#### TO DO:
From the records below, determine the number of lines containing "overlay". Output that number alone.

#### SOURCE RECORDS:

------------------------------

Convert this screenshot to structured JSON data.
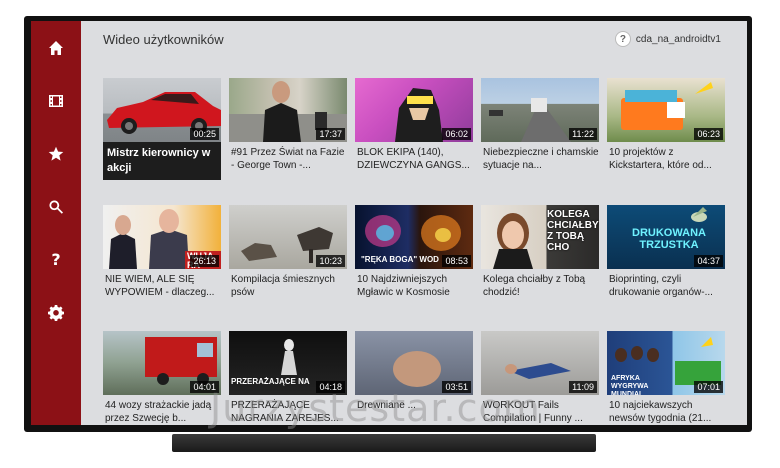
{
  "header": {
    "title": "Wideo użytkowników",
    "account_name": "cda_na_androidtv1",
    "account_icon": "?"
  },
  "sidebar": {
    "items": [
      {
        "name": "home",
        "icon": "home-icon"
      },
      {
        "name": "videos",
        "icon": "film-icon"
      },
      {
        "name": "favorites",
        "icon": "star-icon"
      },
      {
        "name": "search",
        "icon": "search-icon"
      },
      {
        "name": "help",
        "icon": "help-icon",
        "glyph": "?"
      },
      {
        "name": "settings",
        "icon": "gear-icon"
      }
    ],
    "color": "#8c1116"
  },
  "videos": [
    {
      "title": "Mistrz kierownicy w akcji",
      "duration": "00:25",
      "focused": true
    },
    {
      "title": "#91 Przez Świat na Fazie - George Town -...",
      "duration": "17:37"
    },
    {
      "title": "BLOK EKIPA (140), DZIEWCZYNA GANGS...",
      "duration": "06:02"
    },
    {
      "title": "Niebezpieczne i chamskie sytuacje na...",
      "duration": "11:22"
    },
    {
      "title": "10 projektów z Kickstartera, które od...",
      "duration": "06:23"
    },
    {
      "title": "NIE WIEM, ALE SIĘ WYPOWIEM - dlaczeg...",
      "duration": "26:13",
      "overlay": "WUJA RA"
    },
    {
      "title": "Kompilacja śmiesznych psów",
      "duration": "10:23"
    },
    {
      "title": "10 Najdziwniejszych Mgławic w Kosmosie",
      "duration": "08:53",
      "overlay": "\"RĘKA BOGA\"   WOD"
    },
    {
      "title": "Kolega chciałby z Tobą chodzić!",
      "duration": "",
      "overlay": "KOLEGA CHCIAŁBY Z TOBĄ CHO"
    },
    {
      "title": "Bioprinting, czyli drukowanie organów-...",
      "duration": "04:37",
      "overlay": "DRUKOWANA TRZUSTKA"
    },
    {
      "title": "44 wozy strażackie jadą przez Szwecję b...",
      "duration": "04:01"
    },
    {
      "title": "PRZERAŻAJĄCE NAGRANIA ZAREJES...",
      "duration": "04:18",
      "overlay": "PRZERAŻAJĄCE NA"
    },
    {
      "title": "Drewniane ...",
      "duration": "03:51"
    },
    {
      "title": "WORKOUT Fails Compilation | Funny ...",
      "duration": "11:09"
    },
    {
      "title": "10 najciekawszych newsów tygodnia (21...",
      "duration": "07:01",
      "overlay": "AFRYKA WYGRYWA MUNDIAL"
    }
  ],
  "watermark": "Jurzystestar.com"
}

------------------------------

#### SOLUTION TO THIS TASK:
6